_App and web page records:_
------

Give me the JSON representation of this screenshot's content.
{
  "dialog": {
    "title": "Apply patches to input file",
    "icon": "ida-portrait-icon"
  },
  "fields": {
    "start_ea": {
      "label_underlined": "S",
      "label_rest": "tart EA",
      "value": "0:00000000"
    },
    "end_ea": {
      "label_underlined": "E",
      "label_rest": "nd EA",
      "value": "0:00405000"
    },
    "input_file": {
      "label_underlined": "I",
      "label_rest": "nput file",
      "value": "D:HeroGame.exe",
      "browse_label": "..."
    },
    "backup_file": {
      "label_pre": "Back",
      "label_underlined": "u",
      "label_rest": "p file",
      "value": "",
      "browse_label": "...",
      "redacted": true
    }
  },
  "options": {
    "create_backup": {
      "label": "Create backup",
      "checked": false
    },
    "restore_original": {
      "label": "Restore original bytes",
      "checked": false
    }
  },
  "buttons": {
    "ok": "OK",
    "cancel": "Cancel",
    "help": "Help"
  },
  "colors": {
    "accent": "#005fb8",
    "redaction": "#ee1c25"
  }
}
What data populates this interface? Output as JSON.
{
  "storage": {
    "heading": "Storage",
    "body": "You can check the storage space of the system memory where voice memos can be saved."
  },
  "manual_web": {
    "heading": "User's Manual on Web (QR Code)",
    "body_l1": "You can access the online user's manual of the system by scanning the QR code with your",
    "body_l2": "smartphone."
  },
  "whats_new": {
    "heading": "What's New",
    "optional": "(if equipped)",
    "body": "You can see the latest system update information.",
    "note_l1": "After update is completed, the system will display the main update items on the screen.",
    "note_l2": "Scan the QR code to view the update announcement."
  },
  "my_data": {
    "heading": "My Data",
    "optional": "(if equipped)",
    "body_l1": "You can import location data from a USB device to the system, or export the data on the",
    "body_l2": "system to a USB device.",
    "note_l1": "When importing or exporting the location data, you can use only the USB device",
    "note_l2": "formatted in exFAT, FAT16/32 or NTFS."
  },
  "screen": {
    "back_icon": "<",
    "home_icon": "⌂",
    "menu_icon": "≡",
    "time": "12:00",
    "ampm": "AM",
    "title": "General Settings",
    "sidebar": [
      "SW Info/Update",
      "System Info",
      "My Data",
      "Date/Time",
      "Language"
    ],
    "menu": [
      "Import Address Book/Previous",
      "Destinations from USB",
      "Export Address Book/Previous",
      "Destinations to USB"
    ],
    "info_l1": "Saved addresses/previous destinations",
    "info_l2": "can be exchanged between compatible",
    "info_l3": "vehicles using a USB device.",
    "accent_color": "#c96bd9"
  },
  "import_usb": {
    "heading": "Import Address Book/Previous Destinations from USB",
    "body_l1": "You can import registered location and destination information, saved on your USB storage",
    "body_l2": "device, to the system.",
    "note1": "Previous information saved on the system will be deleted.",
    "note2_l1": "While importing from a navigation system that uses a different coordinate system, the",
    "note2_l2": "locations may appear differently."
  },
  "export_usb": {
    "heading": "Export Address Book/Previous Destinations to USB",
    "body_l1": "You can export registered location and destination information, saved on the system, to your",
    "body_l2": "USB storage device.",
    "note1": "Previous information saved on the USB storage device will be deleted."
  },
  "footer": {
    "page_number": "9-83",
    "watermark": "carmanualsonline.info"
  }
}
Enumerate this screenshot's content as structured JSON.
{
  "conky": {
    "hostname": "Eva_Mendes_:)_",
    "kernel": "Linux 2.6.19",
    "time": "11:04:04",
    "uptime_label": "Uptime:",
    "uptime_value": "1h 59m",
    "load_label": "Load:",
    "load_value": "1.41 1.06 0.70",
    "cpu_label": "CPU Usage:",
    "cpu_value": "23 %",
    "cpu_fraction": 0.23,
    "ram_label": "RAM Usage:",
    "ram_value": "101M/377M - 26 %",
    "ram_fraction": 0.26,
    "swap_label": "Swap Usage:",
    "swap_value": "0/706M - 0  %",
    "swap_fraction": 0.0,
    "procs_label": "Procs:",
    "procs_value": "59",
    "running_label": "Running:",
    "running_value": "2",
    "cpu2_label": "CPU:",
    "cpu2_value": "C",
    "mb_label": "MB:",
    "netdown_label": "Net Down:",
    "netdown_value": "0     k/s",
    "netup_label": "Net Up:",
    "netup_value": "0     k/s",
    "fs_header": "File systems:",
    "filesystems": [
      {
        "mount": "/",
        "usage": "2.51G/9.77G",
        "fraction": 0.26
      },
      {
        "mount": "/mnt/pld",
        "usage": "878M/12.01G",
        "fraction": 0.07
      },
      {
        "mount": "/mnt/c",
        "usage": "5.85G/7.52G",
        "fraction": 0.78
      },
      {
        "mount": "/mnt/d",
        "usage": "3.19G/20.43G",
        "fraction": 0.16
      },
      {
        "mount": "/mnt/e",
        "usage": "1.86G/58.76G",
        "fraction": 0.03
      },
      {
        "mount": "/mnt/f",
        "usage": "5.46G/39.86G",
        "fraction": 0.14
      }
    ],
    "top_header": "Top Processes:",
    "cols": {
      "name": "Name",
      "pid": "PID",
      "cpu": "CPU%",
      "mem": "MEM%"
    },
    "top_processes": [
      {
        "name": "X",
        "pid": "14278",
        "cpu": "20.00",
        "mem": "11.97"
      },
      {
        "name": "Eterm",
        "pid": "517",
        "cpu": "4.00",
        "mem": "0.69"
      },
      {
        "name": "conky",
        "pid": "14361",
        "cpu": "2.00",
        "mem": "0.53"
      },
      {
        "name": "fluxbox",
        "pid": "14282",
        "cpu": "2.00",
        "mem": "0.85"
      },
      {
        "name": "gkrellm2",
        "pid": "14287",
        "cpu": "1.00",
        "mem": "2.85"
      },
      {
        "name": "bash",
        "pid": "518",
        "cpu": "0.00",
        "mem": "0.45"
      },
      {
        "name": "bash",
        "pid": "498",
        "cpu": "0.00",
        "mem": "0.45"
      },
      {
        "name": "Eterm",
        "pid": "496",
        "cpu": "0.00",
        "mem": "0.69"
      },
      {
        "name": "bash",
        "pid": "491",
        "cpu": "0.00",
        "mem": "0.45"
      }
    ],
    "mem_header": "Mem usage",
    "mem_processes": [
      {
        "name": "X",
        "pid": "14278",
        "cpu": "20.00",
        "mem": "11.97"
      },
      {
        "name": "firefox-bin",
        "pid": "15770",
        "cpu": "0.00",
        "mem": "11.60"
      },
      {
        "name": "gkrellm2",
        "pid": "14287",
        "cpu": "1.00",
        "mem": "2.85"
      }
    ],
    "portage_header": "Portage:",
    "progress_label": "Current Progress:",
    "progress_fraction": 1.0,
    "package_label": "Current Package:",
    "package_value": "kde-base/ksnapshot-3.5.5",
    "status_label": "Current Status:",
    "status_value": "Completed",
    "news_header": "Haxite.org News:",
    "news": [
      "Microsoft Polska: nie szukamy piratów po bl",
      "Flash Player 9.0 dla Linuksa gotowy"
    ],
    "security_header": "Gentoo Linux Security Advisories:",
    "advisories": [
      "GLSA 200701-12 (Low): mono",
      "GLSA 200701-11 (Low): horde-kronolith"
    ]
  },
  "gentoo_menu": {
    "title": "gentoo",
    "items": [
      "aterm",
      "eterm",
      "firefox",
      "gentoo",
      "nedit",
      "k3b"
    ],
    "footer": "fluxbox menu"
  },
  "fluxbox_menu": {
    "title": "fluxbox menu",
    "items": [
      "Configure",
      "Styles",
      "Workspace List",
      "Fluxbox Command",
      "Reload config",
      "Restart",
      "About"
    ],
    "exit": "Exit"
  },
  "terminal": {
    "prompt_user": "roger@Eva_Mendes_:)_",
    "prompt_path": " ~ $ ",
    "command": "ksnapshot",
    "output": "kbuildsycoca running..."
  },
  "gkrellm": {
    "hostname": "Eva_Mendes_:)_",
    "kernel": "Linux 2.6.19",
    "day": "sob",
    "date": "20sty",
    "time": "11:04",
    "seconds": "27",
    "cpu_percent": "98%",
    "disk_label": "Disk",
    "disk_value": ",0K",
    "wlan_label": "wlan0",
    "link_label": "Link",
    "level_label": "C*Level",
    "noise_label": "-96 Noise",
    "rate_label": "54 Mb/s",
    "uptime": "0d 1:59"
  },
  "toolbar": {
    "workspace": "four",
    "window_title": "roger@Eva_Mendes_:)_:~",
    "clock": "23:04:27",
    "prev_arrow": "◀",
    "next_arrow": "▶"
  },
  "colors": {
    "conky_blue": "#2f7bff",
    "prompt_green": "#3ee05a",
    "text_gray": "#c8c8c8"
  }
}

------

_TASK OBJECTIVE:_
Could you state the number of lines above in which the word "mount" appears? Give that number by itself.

_EXERCISE ANSWER:_
6